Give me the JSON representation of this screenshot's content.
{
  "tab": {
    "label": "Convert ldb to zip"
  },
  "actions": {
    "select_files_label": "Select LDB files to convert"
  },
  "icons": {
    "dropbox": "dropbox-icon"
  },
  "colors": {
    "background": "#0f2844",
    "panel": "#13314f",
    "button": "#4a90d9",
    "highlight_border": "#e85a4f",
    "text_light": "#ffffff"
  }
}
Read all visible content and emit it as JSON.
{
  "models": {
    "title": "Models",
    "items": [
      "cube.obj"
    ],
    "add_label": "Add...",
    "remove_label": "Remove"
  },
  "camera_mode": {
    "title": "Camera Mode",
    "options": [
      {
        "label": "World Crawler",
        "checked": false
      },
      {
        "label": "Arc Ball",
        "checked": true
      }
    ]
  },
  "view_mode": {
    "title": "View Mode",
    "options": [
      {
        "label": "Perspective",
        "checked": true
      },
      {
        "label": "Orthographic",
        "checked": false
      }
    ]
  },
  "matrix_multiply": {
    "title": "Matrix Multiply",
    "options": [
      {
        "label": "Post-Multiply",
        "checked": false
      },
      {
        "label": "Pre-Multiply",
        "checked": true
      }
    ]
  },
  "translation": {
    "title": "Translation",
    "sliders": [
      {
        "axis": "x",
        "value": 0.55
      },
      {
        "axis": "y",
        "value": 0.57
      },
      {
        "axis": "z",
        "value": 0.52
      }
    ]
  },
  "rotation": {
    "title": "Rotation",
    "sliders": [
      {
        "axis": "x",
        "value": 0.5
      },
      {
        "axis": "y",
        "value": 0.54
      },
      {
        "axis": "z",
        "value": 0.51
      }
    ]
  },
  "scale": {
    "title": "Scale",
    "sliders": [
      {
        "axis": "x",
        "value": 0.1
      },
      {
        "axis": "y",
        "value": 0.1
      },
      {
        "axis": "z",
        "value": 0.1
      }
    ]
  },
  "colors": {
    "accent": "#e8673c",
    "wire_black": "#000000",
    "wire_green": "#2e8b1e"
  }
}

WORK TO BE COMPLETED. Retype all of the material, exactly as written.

RESPONSE TO THIS EXERCISE.
Give me the JSON representation of this screenshot's content.
{
  "tab": {
    "label": "Convert ldb to zip"
  },
  "actions": {
    "select_files_label": "Select LDB files to convert"
  },
  "icons": {
    "dropbox": "dropbox-icon"
  },
  "colors": {
    "background": "#0f2844",
    "panel": "#13314f",
    "button": "#4a90d9",
    "highlight_border": "#e85a4f",
    "text_light": "#ffffff"
  }
}
Read all visible content and emit it as JSON.
{
  "models": {
    "title": "Models",
    "items": [
      "cube.obj"
    ],
    "add_label": "Add...",
    "remove_label": "Remove"
  },
  "camera_mode": {
    "title": "Camera Mode",
    "options": [
      {
        "label": "World Crawler",
        "checked": false
      },
      {
        "label": "Arc Ball",
        "checked": true
      }
    ]
  },
  "view_mode": {
    "title": "View Mode",
    "options": [
      {
        "label": "Perspective",
        "checked": true
      },
      {
        "label": "Orthographic",
        "checked": false
      }
    ]
  },
  "matrix_multiply": {
    "title": "Matrix Multiply",
    "options": [
      {
        "label": "Post-Multiply",
        "checked": false
      },
      {
        "label": "Pre-Multiply",
        "checked": true
      }
    ]
  },
  "translation": {
    "title": "Translation",
    "sliders": [
      {
        "axis": "x",
        "value": 0.55
      },
      {
        "axis": "y",
        "value": 0.57
      },
      {
        "axis": "z",
        "value": 0.52
      }
    ]
  },
  "rotation": {
    "title": "Rotation",
    "sliders": [
      {
        "axis": "x",
        "value": 0.5
      },
      {
        "axis": "y",
        "value": 0.54
      },
      {
        "axis": "z",
        "value": 0.51
      }
    ]
  },
  "scale": {
    "title": "Scale",
    "sliders": [
      {
        "axis": "x",
        "value": 0.1
      },
      {
        "axis": "y",
        "value": 0.1
      },
      {
        "axis": "z",
        "value": 0.1
      }
    ]
  },
  "colors": {
    "accent": "#e8673c",
    "wire_black": "#000000",
    "wire_green": "#2e8b1e"
  }
}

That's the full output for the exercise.